(Data for review begins)

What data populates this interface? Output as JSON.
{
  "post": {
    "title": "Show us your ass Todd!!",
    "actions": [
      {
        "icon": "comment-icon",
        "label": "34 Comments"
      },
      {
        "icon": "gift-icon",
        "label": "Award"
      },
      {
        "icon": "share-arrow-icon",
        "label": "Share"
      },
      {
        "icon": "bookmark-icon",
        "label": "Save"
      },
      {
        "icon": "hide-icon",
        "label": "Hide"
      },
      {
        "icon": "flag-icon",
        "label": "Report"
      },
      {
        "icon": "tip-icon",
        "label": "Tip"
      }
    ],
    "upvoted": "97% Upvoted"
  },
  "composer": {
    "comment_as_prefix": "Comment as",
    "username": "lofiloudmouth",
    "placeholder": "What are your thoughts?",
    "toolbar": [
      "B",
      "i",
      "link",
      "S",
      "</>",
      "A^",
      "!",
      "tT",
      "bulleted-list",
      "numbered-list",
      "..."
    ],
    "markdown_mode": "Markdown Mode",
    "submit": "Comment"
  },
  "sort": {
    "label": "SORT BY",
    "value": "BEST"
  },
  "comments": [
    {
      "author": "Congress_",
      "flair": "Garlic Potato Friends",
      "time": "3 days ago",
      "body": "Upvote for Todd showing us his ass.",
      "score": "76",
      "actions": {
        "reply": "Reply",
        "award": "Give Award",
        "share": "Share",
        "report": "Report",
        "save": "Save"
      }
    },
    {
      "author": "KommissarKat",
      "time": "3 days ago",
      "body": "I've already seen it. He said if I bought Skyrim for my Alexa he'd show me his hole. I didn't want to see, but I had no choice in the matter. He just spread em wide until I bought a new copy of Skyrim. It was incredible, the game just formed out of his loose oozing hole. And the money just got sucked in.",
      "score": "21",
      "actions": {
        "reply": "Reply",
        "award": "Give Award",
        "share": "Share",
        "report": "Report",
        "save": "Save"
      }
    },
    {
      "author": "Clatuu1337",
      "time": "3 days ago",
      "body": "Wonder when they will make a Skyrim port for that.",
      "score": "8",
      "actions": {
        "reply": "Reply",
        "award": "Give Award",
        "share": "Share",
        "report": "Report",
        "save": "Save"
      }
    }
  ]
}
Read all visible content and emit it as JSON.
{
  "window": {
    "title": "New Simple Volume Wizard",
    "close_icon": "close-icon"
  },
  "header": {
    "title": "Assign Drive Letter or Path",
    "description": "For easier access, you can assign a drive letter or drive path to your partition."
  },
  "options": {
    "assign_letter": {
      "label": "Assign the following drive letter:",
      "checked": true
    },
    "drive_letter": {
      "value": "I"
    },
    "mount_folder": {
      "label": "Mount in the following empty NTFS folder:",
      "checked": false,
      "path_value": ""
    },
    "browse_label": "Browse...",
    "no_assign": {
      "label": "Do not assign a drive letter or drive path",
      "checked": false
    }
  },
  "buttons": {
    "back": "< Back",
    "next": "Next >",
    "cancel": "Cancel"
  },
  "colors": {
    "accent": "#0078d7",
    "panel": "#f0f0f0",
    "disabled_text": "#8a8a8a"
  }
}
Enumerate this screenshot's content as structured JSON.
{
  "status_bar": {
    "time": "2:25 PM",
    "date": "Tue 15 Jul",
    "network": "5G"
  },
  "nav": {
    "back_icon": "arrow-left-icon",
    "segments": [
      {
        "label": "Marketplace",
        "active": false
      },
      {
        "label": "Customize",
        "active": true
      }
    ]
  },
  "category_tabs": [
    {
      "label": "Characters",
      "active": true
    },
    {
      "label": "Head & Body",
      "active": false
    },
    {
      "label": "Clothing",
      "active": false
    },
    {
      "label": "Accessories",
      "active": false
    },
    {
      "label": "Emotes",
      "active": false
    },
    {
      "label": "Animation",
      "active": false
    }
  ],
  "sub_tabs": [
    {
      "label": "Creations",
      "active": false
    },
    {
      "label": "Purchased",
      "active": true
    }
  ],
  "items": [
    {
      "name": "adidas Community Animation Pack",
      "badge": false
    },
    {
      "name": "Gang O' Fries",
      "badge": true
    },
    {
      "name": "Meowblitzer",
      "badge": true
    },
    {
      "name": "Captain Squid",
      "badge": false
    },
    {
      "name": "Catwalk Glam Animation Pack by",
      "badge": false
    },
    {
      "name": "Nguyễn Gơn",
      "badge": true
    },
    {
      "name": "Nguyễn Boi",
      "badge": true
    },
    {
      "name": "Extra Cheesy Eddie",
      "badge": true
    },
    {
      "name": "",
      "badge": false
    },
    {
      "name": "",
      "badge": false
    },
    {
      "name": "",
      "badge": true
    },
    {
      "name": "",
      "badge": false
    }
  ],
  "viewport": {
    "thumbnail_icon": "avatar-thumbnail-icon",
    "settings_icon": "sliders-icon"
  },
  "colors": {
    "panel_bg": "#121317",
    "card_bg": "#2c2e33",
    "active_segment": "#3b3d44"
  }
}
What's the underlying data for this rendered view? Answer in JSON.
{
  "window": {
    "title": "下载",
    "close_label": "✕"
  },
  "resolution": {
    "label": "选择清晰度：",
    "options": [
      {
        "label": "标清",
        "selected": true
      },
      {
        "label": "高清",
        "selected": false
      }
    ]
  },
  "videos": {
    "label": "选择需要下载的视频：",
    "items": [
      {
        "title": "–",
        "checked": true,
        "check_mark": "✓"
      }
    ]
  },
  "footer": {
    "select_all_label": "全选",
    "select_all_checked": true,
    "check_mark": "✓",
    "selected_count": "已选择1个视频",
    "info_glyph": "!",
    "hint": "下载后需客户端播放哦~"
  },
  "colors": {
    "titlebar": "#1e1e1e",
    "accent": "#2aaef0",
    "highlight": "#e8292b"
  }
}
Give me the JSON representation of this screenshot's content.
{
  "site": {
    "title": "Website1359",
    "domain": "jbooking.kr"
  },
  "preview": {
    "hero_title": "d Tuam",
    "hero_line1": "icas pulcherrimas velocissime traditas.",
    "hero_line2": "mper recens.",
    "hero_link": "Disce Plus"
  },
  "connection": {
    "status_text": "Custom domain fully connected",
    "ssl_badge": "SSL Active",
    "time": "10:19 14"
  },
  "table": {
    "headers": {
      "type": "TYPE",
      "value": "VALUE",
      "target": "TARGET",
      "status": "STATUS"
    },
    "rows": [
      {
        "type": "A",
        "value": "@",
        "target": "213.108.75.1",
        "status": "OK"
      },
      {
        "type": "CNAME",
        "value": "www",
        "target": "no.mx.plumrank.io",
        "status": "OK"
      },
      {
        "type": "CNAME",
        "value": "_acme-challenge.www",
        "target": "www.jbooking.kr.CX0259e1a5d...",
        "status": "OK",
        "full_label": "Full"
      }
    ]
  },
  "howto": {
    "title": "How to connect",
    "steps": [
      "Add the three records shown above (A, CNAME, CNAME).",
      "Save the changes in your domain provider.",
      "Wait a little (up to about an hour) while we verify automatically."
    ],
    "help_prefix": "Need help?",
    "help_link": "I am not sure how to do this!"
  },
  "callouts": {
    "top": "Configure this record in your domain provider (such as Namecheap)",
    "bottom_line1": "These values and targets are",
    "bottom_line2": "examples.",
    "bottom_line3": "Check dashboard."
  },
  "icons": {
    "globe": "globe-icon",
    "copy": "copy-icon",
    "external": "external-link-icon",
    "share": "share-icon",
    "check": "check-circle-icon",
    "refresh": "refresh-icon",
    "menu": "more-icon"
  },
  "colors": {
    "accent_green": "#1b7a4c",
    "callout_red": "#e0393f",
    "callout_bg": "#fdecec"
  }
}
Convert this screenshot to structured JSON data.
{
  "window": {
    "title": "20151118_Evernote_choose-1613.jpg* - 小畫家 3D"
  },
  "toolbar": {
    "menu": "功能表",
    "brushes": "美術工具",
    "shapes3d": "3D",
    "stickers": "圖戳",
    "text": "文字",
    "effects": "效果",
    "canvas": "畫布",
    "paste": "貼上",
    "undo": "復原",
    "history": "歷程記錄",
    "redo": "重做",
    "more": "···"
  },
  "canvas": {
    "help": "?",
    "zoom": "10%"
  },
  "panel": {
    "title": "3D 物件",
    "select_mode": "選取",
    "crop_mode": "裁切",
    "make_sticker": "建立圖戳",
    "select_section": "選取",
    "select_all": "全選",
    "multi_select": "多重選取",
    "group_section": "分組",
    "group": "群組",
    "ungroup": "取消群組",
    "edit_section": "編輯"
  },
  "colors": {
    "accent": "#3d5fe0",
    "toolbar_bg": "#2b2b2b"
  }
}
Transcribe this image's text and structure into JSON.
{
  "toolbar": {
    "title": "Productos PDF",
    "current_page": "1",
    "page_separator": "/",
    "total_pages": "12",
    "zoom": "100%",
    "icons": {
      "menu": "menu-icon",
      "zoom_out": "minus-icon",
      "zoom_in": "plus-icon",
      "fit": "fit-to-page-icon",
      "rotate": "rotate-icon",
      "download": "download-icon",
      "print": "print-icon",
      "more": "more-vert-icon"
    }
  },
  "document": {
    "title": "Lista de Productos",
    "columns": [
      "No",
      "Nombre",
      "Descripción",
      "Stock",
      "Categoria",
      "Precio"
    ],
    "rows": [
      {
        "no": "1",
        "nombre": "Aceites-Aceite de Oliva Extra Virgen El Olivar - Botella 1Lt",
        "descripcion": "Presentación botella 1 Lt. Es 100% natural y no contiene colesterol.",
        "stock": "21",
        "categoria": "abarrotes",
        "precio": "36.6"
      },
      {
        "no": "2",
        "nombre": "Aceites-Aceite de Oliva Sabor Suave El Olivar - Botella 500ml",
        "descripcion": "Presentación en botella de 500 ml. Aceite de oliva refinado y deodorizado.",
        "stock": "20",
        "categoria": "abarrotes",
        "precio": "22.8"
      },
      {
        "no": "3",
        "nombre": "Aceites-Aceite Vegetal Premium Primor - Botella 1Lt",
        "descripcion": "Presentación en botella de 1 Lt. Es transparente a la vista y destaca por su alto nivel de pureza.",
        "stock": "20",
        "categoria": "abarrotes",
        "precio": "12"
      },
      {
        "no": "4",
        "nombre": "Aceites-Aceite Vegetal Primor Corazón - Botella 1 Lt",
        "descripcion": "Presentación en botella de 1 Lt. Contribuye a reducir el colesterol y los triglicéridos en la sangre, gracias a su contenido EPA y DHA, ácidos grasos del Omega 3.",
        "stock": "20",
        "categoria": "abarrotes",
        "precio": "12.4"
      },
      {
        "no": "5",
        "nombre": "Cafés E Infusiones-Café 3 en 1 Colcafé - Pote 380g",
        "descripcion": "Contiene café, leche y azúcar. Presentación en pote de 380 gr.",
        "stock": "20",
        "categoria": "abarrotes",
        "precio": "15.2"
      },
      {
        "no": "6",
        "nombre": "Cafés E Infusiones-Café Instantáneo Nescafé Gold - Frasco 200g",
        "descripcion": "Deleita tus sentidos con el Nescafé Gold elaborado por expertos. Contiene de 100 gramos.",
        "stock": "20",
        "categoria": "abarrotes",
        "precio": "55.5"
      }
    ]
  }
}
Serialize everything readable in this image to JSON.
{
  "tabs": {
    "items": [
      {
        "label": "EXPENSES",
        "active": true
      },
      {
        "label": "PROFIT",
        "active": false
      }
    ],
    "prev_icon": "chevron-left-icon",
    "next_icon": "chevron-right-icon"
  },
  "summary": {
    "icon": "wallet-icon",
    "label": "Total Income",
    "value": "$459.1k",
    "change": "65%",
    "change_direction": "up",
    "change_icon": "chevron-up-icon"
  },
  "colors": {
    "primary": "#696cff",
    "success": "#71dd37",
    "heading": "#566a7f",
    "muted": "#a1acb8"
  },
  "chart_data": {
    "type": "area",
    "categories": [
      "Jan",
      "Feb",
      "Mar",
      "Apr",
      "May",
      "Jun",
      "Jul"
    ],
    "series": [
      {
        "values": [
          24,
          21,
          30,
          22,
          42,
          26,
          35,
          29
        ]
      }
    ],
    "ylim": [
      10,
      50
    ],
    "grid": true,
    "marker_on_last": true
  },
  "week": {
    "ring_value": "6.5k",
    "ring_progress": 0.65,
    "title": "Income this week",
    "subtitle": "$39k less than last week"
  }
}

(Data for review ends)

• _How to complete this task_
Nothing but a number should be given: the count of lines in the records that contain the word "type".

• _Answer to the exercise_
5